The North Dakota Department of Health Monday morning has confirmed 255 new cases of COVID-19 in the state during testing September 13, bringing the total positives since testing began to 15,831.
The number of currently active COVID-19 cases in the state stands at 2,758 as of September 13. That’s up 4 cases from September 12.
Of the new positives, 42 were in Burleigh County and 13 were in Morton County. Both counties accounted for 22 percent of the new cases.
Williams County had 13 Stark County had 34 and Ward County had 6.
2 new deaths were reported: A woman in her 90s from Burleigh County and a woman in her 80s from Eddy County.
Both had underlying health conditions.
A total of 170 people have died so far in North Dakota as a result of COVID-19.
Of those, 130 are directly attributable to COVID-19 according to official death records. Another 28 deaths are where COVID-19 is not the primary cause of death. Twelve death records are pending.
The health department reports 12,903 people are considered recovered from the 15,831 positive cases, an increase of 161 people from September 12.
This means there are actually 2,758 active COVID-19 cases in the state as of September 13.
Burleigh County has 513 active cases as of September 13, the highest in the state. Grand Forks County has 273 active cases and Cass County has 452. Morton County has 217 active cases.
Cass and Grand Forks counties together account for 26 percent of all active COVID-19 cases in the state as of September 13.
Burleigh and Morton counties together account for 26 percent of all active COVID-19 cases as of September 13.
Stark County has 245, Ward County has 197 and Williams County has 171 active cases.
According to state health department numbers (which have been revised several times for specific dates), the statewide active cases first peaked on May 21 at 672 active cases, then began falling until they hit a low of 213 on June 22.
Active cases peaked again on September 5 at 2,393.
According to the numbers, 82 percent of those who have tested positive for COVID-19 in North Dakota to date have recovered from the virus.
The number of people reported recovered from COVID-19 on September 13 (161) is lower than the number of new COVID-19 cases reported that day (255).
65 people are currently hospitalized due to COVID-19 as of September 13, up 3 from September 12. A total of 643 hospitalizations have been reported since data tracking began. The average hospital stay has been 8 days.
COVID-19 cases have been reported in all 53 of North Dakota’s counties.
However, two counties currently have no active cases of COVID-19 as of September 8: Sheridan and Grant.
Cass County (4,294 cases) and Grand Forks County (1,934 cases) account for 39 percent of all positive North Dakota COVID-19 cases to date. Cass County alone accounts for 27 percent of all positive cases.
Burleigh County (2,685 cases) and Morton County (930 cases) together account for 23 percent of all positive COVID-19 cases to date.
Williams County has 669 total positive cases to date, Stark County has 1,115, Ward County has 745 and Mountrail County has 191.

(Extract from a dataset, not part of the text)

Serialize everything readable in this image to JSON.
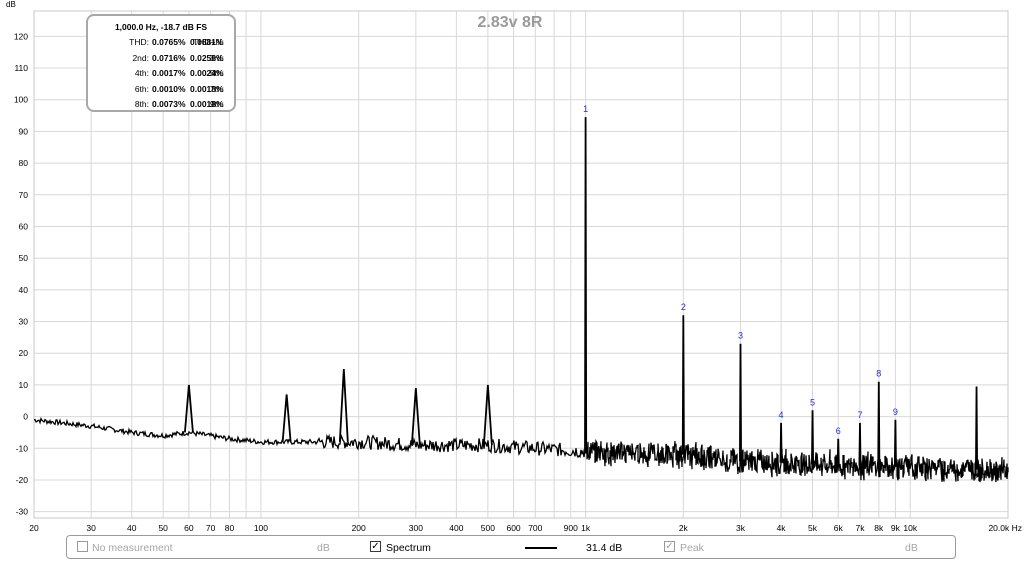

Other county numbers are available here.
A total of 220,230 unique individual tests have been conducted to date, with 204,399 coming back negative for COVID-19, or roughly a 7 percent cumulative positive rate.
How is COVID-19 being spread in the state? Community spread (6,590 cases), close contact with exposed individuals (5,122 cases) and household contact (2,529 cases) are the top three reported.
While COVID-19 is seen as a virus that mostly impacts older people, in North Dakota, 61 percent of those testing positive for the virus are under 40.
Those in the 20 to 29 year age range have the most positive cases among those tested to date.
According to the data, 28 percent of all North Dakotans have been tested for COVID-19.
The health department is releasing test results daily around 11:00 a.m. The results cover all testing performed the previous day.
You can read more on the daily statistics as well as other COVID-19 information and resources at the North Dakota Department of Health website here.